--- START ---
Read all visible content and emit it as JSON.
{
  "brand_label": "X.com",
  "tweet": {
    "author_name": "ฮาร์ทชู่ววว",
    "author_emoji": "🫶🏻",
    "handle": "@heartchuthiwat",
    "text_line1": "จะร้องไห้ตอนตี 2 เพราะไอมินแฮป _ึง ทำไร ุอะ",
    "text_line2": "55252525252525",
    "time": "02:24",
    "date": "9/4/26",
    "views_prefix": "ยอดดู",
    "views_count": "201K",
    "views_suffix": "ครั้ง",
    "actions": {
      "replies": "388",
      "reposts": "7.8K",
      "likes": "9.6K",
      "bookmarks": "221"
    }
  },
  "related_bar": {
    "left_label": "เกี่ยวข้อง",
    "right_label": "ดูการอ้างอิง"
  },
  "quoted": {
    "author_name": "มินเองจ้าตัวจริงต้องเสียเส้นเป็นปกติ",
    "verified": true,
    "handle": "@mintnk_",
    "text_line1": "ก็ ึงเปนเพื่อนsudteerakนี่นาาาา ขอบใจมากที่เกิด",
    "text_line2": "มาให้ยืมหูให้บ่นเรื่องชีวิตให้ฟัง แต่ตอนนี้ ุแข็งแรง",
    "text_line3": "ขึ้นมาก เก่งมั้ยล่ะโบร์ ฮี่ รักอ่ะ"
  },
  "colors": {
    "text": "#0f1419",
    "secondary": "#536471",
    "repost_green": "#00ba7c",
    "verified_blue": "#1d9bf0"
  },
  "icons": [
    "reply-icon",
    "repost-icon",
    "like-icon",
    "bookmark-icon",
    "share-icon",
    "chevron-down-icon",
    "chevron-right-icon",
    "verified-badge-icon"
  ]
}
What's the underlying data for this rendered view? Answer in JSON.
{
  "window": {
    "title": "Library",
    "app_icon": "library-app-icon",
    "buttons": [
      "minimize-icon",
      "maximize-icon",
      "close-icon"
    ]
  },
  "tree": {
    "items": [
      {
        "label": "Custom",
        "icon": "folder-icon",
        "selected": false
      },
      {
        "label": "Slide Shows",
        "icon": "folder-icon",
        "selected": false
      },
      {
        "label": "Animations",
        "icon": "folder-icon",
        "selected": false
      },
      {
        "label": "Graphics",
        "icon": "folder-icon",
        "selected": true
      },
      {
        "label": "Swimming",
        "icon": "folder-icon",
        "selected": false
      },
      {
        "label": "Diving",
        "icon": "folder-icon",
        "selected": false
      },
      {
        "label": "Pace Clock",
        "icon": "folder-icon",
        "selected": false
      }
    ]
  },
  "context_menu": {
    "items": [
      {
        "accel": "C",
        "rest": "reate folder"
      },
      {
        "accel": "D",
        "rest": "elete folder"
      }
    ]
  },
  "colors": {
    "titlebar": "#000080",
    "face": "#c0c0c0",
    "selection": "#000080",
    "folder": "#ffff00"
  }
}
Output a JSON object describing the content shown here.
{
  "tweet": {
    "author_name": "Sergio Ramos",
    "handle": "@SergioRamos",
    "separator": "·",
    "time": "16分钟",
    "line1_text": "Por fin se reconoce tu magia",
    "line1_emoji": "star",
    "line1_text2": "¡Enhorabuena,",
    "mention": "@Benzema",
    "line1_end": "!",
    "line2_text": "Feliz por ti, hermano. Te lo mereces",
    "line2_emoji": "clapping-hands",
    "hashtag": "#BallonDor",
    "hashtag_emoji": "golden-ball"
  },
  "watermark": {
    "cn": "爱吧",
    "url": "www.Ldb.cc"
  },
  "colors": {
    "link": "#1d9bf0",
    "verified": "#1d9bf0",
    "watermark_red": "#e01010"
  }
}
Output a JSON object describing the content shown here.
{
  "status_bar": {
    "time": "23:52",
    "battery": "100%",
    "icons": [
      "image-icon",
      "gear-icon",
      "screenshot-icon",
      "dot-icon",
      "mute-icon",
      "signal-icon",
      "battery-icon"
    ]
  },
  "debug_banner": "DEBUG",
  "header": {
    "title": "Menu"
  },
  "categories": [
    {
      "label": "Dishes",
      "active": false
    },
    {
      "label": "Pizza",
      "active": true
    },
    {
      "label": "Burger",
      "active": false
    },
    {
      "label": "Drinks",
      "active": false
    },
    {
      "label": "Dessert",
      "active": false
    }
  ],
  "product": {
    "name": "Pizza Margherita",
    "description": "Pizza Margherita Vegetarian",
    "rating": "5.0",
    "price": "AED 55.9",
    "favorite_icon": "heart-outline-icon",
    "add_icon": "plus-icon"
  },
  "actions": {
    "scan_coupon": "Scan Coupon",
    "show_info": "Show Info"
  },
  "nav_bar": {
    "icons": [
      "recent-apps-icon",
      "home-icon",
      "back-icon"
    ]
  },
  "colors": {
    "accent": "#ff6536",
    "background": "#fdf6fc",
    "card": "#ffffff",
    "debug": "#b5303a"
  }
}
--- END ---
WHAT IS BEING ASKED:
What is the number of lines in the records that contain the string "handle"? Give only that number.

THE COMPLETED TASK:
3